This is the most subjective answer possible. The question is certainly one of the most frequent ones, but the answer is anything but easy. The easiest logical answer would bet o try both and figure out which one you like better. However, that also means training at least a year, in order to really understand what it is you’re taking up. Most people usually want an answer straight away, so I have a go-to recommendation, rather than a clear cut answer. BJJ NO-Gi training is for those that like to keep a fast pace while also looking to be highly technical. Gi jiu-JItsu is for people that like to take things a bit more slowly and play more of a chess game. These are al lonely recommendations, mind you.
One way of really figuring it out, for me, is to roll with people a few times and talk to them. That way, I can gauge their character and approach to things and let them know what I’d recommend them out of the two. Till, people sometimes opt for the different options, hence the highly individual character of this particular conundrum. In short, talk to your instructor, and give both a try. Even better, yet, and an academy that has both types of classes in their program.
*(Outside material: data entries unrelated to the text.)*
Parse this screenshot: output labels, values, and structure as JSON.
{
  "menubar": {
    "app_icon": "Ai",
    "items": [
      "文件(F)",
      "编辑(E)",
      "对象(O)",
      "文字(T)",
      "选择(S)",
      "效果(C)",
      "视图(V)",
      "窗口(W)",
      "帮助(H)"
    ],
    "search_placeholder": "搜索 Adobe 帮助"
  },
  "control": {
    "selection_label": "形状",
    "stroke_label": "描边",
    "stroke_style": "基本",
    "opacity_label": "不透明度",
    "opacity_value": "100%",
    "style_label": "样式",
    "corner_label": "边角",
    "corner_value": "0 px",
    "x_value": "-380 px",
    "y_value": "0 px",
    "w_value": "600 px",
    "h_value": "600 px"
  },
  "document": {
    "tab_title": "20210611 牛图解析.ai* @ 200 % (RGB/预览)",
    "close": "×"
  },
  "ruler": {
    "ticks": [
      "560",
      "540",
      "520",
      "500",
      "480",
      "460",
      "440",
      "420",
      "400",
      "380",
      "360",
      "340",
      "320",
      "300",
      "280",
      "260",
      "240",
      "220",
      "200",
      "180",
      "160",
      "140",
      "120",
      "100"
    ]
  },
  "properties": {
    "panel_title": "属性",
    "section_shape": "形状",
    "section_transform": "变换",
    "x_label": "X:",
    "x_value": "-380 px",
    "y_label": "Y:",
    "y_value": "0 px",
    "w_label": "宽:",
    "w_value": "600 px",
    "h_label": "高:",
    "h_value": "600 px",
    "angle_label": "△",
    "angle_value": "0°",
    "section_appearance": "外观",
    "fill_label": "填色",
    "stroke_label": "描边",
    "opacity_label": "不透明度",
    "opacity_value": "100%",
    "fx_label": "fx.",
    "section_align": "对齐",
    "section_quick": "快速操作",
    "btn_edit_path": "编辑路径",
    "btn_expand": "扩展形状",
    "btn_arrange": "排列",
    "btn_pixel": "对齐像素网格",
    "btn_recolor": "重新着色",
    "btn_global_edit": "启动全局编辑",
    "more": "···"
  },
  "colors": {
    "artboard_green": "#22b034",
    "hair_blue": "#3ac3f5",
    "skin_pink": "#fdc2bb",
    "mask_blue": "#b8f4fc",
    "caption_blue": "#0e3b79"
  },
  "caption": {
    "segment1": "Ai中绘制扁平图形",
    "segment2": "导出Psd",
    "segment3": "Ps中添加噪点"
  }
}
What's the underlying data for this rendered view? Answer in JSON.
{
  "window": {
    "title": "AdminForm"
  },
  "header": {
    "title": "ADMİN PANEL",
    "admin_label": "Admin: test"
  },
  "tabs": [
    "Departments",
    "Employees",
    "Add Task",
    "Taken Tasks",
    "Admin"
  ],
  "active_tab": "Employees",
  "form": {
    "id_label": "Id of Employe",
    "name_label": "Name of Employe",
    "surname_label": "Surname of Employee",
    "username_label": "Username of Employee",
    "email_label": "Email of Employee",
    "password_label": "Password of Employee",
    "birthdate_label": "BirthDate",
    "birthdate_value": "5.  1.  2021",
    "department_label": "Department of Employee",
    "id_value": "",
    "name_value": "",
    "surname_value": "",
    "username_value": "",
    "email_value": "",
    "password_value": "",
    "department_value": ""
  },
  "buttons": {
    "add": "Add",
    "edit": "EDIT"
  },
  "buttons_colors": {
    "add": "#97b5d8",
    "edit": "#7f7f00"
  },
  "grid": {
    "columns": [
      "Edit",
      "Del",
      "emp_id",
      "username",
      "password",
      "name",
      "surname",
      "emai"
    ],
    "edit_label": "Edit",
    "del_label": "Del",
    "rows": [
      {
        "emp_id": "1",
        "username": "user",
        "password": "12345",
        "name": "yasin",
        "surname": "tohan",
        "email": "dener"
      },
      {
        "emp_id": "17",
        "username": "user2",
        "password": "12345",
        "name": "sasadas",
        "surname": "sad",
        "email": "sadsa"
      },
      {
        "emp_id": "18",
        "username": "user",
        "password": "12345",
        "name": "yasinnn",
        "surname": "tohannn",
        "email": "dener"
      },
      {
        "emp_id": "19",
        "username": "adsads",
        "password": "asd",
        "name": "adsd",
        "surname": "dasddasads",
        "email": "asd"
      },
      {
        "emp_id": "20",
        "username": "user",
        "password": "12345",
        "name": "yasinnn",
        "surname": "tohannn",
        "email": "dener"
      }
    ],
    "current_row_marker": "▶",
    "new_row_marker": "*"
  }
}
Problem solved.
The answers above are far from all the answers to all BJJ No-Gi questions you might have. In fact, there are even more FAQs that we didn’t include. The reason for that is that we wanted to focus on nothing but those questions that might help you decide whether to give No-Gi a try or not. As I said before, my strong recommendation is that you do, the sooner, the better. You do not need to become the next Gordon Ryan in order to train No-Gi. Quite the contrary, you can train all the way to a black belt and not even compete. Pretty much lie with the Gi, in essence, only a lot more fun! Now go roll!